• [WHAT YOU SHOULD DO]
Whenever a line of the records below contains the word "Scale", copy that line.

• [SUPPLIED ENTRIES]
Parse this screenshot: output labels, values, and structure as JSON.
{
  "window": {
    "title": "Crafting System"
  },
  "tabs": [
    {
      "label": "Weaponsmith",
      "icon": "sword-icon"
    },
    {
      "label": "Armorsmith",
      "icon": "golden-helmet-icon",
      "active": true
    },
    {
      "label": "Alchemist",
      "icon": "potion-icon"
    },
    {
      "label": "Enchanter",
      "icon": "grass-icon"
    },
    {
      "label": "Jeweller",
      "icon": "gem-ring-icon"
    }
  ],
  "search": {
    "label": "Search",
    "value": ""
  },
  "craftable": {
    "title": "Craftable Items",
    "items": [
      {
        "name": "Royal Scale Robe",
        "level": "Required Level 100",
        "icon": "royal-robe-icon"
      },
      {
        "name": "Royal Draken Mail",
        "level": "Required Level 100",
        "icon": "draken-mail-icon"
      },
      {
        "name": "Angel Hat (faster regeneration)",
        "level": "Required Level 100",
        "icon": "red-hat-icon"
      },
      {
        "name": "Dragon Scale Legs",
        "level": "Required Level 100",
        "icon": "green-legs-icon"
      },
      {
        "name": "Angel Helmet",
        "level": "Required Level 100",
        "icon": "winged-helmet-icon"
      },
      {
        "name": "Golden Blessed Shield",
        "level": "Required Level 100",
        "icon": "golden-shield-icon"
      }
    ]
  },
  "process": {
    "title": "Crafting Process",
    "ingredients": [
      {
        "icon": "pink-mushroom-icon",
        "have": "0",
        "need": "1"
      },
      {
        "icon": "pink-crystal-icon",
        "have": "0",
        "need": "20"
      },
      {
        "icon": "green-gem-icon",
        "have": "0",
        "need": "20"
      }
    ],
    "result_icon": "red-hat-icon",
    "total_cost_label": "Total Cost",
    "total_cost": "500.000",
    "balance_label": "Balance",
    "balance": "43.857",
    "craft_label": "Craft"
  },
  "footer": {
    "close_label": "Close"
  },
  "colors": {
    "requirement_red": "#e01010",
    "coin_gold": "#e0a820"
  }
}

• [ANSWER TO THE PROBLEM]
        "name": "Royal Scale Robe",
        "name": "Dragon Scale Legs",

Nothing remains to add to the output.